(Data records for software interfaces)
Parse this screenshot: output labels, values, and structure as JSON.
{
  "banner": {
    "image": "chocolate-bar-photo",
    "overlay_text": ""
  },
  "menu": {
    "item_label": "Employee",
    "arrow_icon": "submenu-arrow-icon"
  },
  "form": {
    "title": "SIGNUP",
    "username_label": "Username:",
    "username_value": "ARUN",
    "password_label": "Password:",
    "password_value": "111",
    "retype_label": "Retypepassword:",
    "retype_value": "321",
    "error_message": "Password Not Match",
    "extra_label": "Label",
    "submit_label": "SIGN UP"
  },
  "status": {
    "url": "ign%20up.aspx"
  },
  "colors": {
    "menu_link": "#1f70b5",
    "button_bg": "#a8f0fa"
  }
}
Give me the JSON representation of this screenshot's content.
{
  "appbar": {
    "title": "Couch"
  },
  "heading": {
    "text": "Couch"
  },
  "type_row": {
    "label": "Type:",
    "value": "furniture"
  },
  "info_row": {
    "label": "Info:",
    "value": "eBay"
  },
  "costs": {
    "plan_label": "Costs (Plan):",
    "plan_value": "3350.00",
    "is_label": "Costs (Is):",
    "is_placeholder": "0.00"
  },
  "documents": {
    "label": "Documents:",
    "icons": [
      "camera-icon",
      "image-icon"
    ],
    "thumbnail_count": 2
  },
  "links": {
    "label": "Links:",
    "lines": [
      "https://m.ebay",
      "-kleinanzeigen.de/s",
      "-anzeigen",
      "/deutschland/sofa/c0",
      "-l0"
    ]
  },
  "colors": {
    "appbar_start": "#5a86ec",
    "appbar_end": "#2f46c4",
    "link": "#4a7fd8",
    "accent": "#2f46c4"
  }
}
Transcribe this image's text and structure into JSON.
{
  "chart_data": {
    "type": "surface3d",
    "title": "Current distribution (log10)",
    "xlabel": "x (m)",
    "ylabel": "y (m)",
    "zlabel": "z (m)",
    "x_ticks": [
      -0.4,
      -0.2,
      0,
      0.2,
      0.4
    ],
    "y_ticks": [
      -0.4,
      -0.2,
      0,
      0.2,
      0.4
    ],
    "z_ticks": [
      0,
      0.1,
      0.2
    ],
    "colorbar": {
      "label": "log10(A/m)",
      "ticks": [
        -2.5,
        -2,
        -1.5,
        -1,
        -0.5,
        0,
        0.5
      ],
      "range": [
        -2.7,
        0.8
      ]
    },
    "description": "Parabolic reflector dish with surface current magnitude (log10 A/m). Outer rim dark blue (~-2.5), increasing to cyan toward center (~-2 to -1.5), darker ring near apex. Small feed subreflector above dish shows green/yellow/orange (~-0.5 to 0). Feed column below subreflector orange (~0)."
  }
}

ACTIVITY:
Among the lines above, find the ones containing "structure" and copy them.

EXERCISE SOLUTION:
Parse this screenshot: output labels, values, and structure as JSON.
Transcribe this image's text and structure into JSON.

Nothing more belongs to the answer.